6

I need to be able to change the size of the task queue of a ThreadPoolExecutor. Of course, the BlockingQueue doesn't support changing the size, and the ThreadPoolExecutor doesn't support changing the queue.

So, the method I've come up with is to use ThreadPoolExecutor.shutdownNow(), which gives me back a list of the Runnables that haven't yet been executed. Then I can create a new executor with the desired queue size and re-submit all of the tasks.

The issue is with the tasks in progress at the time of the shutdownNow() call. As far as I can tell from the javadoc, the executor will call Thread.interrupt() on all threads currently executing a taks. I don't want my tasks to be killed. This question may have been a long-winded way of asking how to write my tasks such that Thread.interrupt() won't have any effect?

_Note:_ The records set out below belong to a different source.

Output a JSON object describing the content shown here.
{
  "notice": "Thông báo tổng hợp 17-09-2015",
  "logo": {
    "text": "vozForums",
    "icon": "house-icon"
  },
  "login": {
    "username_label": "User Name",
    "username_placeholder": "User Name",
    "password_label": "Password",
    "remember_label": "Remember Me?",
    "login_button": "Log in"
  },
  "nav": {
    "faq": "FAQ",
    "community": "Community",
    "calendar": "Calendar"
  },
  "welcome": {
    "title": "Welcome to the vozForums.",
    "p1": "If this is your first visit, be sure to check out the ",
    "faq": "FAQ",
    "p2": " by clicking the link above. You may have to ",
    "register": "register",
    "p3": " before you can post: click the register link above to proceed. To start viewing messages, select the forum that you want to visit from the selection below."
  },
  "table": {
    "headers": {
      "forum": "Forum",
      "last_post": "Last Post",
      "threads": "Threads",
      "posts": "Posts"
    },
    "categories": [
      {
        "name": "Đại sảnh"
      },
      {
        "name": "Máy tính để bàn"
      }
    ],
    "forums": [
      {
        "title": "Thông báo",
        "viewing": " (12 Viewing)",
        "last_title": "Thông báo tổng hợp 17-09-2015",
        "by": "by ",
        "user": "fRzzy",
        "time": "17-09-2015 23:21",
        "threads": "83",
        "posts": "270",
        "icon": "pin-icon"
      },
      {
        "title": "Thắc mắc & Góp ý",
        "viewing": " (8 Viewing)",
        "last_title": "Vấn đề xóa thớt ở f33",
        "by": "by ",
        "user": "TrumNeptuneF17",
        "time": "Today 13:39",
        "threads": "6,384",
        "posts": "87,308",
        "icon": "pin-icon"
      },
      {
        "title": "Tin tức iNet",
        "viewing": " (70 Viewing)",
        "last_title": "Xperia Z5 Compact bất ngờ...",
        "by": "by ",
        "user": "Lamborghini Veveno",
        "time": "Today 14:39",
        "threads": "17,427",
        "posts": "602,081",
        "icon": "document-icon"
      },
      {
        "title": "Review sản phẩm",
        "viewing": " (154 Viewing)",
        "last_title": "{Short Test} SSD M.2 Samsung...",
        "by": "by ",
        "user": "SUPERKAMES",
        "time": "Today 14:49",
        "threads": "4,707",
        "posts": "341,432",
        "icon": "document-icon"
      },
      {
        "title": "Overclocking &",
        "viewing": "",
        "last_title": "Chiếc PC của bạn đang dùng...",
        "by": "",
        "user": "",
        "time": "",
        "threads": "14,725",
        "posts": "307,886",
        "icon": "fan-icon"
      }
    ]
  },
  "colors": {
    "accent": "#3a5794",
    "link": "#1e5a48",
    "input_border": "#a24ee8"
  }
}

  • 1
    "Of course, the BlockingQueue doesn't support changing the size, and the ThreadPoolExecutor doesn't support changing the queue." => what makes you think so? Some implementations of BlockingQueue have variable sizes. – assylias Feb 28 '13 at 23:31
  • 1
    What implementations would these be? I have read the javadoc for every known implementing class of BlockingQueue<E>, and none of them supports being both bounded and resizable. – tdimmig Mar 1 '13 at 13:55
  • The ones I was thinking about are unbounded. – assylias Mar 2 '13 at 9:50
  • 1
    If they are unbounded, they don't have a size. My first statement "I need to be able to change the size of the task queue of a ThreadPoolExecutor" indicates that I need a bounded size, and that I need to change it. Unbounded queues do not satisfy my requirements. – tdimmig Mar 2 '13 at 19:06
3

Using a mix of "shutdown()" (not shutdownNow()), then polling with getPoolSize()/isTerminated(), you could (a) stop the existing the pool . Then (b) simultaneously (in a separate thread) a new queue with the desired size could be created. You would have a tradeoff here in terms of: can you allow there to temporarily exist more threads than the desired number (while the first pool is shutting down).

  • This is the best idea I've had suggested yet, so I'll go ahead and flag it as the answer. Thanks for the help javadba. – tdimmig Mar 2 '13 at 19:08
0

You should use isTerminated() method to check Executor state but make sure before calling isTerminated method you should call shutdown() otherwise isTermainated method aleays return false.

Your Answer

By clicking “Post Your Answer”, you agree to our terms of service, privacy policy and cookie policy

Not the answer you're looking for? Browse other questions tagged or ask your own question.